The substance could be used as a coating on pavements or buildings to eliminate many forms of air pollution
Spotted: Scientists at the University of Cambridge, working in collaboration with the Italcementi HeidelbergCement Group and other partners, have developed a substance that can absorb pollution. In the future, the substance could be used as a coating on pavements or buildings to eliminate many forms of air pollution.
The new substance is a composite made of graphene and titania nanoparticles. Titania is a photocatalyst, meaning that when it is exposed to sunlight, it alters harmful nitrogen oxides and other volatile organic compounds, changing them into inert or harmless products. The researchers discovered that adding graphene, a two-dimensional form of carbon, to titania, produces a material with more powerful ‘photodegradation’ properties than titania alone.
The researchers found that when the substance is mixed in with concrete pavement or applied to the walls of buildings, it converts airborne pollutants into harmless products which are then washed away by rain or wind. They can also be cleaned off the buildings manually.
According to researcher Marco Goisis, “Coupling graphene to titania gave us excellent results in powder form – and it could be applied to different materials, of which concrete is a good example for the widespread use, helping us to achieve a healthier environment. It is low-maintenance and environmentally friendly, as it just requires the sun’s energy and no other input.”

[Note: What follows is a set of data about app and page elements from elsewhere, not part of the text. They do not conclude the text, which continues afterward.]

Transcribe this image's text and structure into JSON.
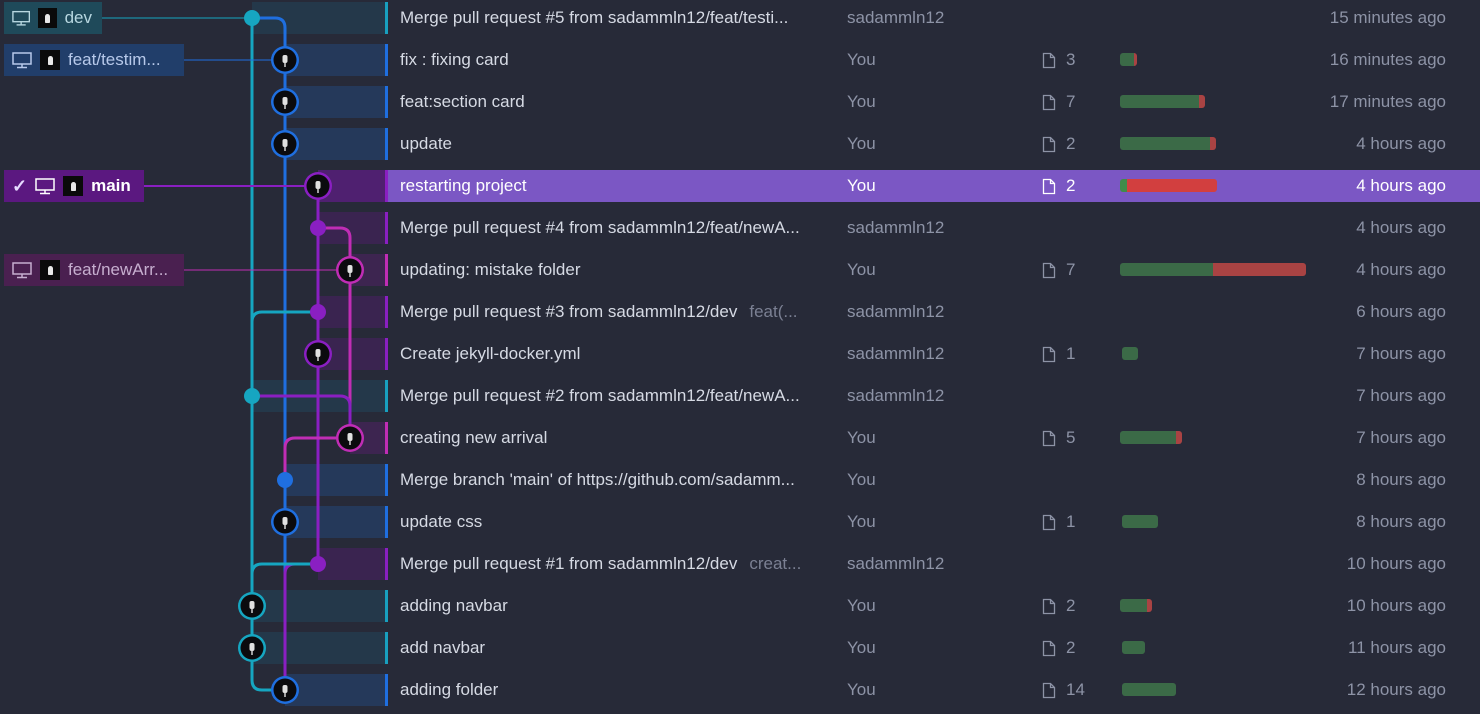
{
  "colors": {
    "dev": "#16a6c1",
    "testimonial": "#1f6fe0",
    "main": "#8a1fc2",
    "newArrival": "#c02db5",
    "selected_row": "#7b57c4",
    "additions": "#3b6a47",
    "deletions": "#a94343"
  },
  "icons": {
    "branch_label": "monitor-icon",
    "avatar": "avatar-icon",
    "files": "file-icon",
    "current": "check-icon"
  },
  "branches": [
    {
      "name": "dev",
      "current": false
    },
    {
      "name": "feat/testim...",
      "current": false
    },
    {
      "name": "main",
      "current": true
    },
    {
      "name": "feat/newArr...",
      "current": false
    }
  ],
  "commits": [
    {
      "message": "Merge pull request #5 from sadammln12/feat/testi...",
      "sub": "",
      "author": "sadammln12",
      "files": "",
      "additions": 0,
      "deletions": 0,
      "date": "15 minutes ago"
    },
    {
      "message": "fix : fixing card",
      "sub": "",
      "author": "You",
      "files": "3",
      "additions": 12,
      "deletions": 3,
      "date": "16 minutes ago"
    },
    {
      "message": "feat:section card",
      "sub": "",
      "author": "You",
      "files": "7",
      "additions": 70,
      "deletions": 5,
      "date": "17 minutes ago"
    },
    {
      "message": "update",
      "sub": "",
      "author": "You",
      "files": "2",
      "additions": 80,
      "deletions": 5,
      "date": "4 hours ago"
    },
    {
      "message": "restarting project",
      "sub": "",
      "author": "You",
      "files": "2",
      "additions": 6,
      "deletions": 80,
      "date": "4 hours ago"
    },
    {
      "message": "Merge pull request #4 from sadammln12/feat/newA...",
      "sub": "",
      "author": "sadammln12",
      "files": "",
      "additions": 0,
      "deletions": 0,
      "date": "4 hours ago"
    },
    {
      "message": "updating: mistake folder",
      "sub": "",
      "author": "You",
      "files": "7",
      "additions": 82,
      "deletions": 82,
      "date": "4 hours ago"
    },
    {
      "message": "Merge pull request #3 from sadammln12/dev",
      "sub": "feat(...",
      "author": "sadammln12",
      "files": "",
      "additions": 0,
      "deletions": 0,
      "date": "6 hours ago"
    },
    {
      "message": "Create jekyll-docker.yml",
      "sub": "",
      "author": "sadammln12",
      "files": "1",
      "additions": 14,
      "deletions": 0,
      "date": "7 hours ago"
    },
    {
      "message": "Merge pull request #2 from sadammln12/feat/newA...",
      "sub": "",
      "author": "sadammln12",
      "files": "",
      "additions": 0,
      "deletions": 0,
      "date": "7 hours ago"
    },
    {
      "message": "creating new arrival",
      "sub": "",
      "author": "You",
      "files": "5",
      "additions": 50,
      "deletions": 5,
      "date": "7 hours ago"
    },
    {
      "message": "Merge branch 'main' of https://github.com/sadamm...",
      "sub": "",
      "author": "You",
      "files": "",
      "additions": 0,
      "deletions": 0,
      "date": "8 hours ago"
    },
    {
      "message": "update css",
      "sub": "",
      "author": "You",
      "files": "1",
      "additions": 32,
      "deletions": 0,
      "date": "8 hours ago"
    },
    {
      "message": "Merge pull request #1 from sadammln12/dev",
      "sub": "creat...",
      "author": "sadammln12",
      "files": "",
      "additions": 0,
      "deletions": 0,
      "date": "10 hours ago"
    },
    {
      "message": "adding navbar",
      "sub": "",
      "author": "You",
      "files": "2",
      "additions": 24,
      "deletions": 4,
      "date": "10 hours ago"
    },
    {
      "message": "add navbar",
      "sub": "",
      "author": "You",
      "files": "2",
      "additions": 20,
      "deletions": 0,
      "date": "11 hours ago"
    },
    {
      "message": "adding folder",
      "sub": "",
      "author": "You",
      "files": "14",
      "additions": 48,
      "deletions": 0,
      "date": "12 hours ago"
    }
  ]
}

This is not the only product we have come across recently that uses graphene. We have recently covered several products that use graphene to improve thermal conductivity. These include a thermal invisibility cloak and a highly-conductive graphene-based paint that can help lower electricity bills.